Behçet’s is more prevalent in certain ethnic groups where genes linked to the condition may be more common. Rates of Behçet’s disease are lower in people from an at-risk ethnic group who live outside their native country.
People of Mediterranean, Middle Eastern and Asian origin are thought to be most likely to develop the condition, although it can affect all ethnic groups.
Behçet’s disease will commonly affect men and women in their 20’s and 30’s, although it can develop in anyone. It is more severe in men and more likely to develop in those people with Behçet’s genes.
Is Behçet's Disease contagious?
Behçet’s disease is not contagious; it is not spread from one person to another and it is not associated with cancer. There is no known cure for Behçet’s disease, however it is possible to control the symptoms with medicines that reduce inflammation in the affected parts of the body.
Behçet's Disease and mouth ulcers
Ulcers associated with Behçet’s are different. They are painful clearly defined round or oval sores, usually surrounded by a ring of inflammation. They occur on the soft mucous membrane in the mouth, most commonly on the tongue, lips, gums and inside of the cheek.

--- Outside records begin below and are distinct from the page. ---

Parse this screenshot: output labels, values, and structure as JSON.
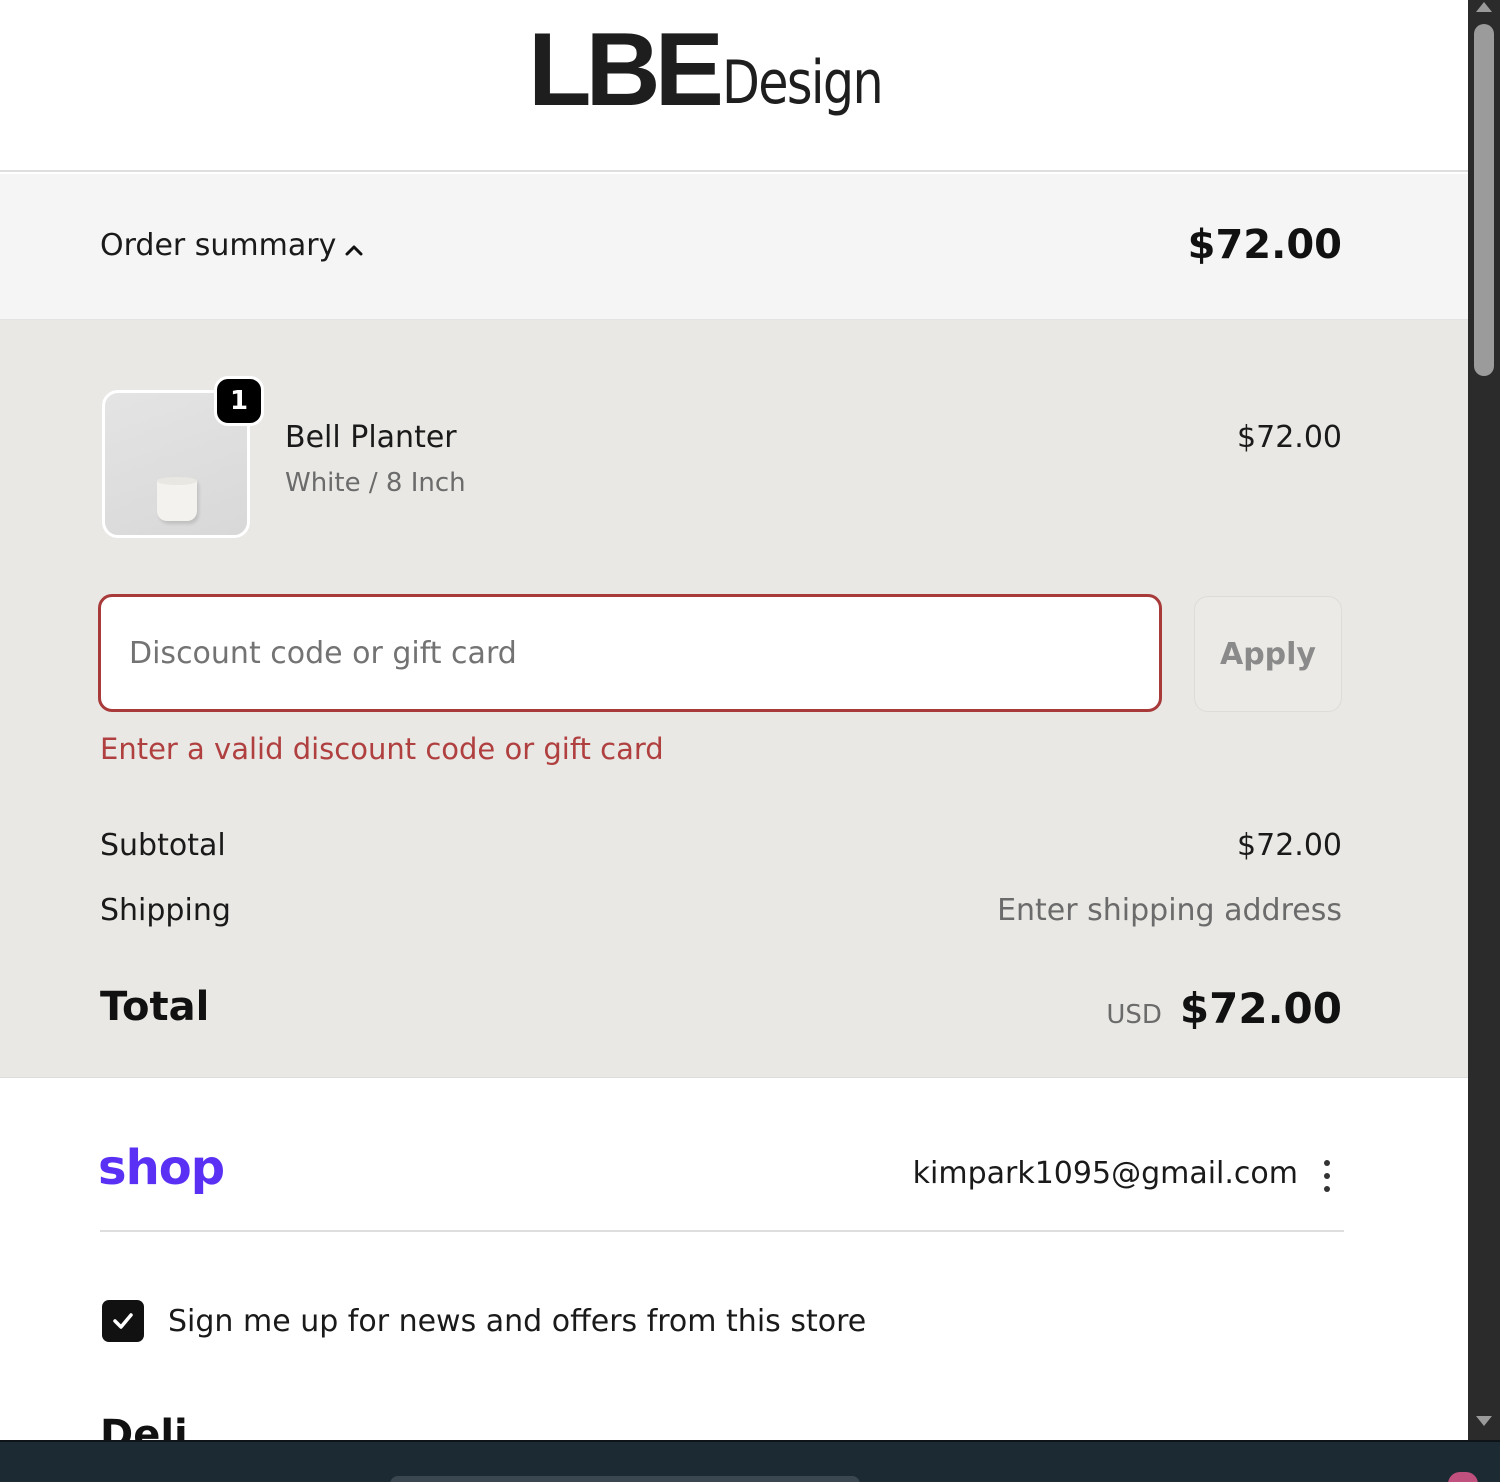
{
  "header": {
    "logo_main": "LBE",
    "logo_sub": "Design"
  },
  "summary_toggle": {
    "label": "Order summary",
    "total": "$72.00",
    "expanded": true
  },
  "line_item": {
    "quantity": "1",
    "name": "Bell Planter",
    "variant": "White / 8 Inch",
    "price": "$72.00"
  },
  "discount": {
    "placeholder": "Discount code or gift card",
    "value": "",
    "apply_label": "Apply",
    "error": "Enter a valid discount code or gift card"
  },
  "totals": {
    "subtotal_label": "Subtotal",
    "subtotal_value": "$72.00",
    "shipping_label": "Shipping",
    "shipping_value": "Enter shipping address",
    "total_label": "Total",
    "currency": "USD",
    "total_value": "$72.00"
  },
  "shop_account": {
    "logo": "shop",
    "email": "kimpark1095@gmail.com",
    "brand_color": "#5a31f4"
  },
  "newsletter": {
    "label": "Sign me up for news and offers from this store",
    "checked": true
  },
  "next_section": {
    "heading_partial": "Deli"
  },
  "colors": {
    "error": "#b04040",
    "panel_bg": "#e9e8e4",
    "toggle_bg": "#f5f5f5"
  }
}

They are likely to present as a crop of ulcers that last between 2 to 3 weeks. It is estimated that everyone with Behçet’s Disease will suffer from mouth ulcers at some point.
Poor oral hygiene is associated with an increase in activity of Behçet’s disease in general. It also escalates the likelihood of dental problems including gum disease and bad breath. Brushing teeth should be delivered at least twice a day using a SLS free toothpaste (sodium lauryl sulfate) containing 1450ppm fluoride. Despite pain associated with flossing this should be attempted after brushing.
To provide relief of pain for oral ulceration and inflammation apply Gengigel Mouthrinse and Gengeigel Spray. Avoid using anything that contains alcohol as this may cause stinging and dry out the mouth. Gengigel coats the mouth and provides a barrier making simple actions such as yawning, swallowing and speaking less painful.
To relieve Behçet’s Disease
For Behçet’s disease the most appropriate Gengigel products to use are the Gengigel Mouthrinse for soothing the whole oral cavity applied throughout the day as well as after tooth brushing. The Gengigel Spray is useful for people on the go as it is portable, discreet and quick to apply. It can be used as frequently as required and will control oral discomfort and inflammation. Gengigel First Aid is more concentrated and will control soreness instantly without risk of further trauma and manage symptomatic pain for a longer period.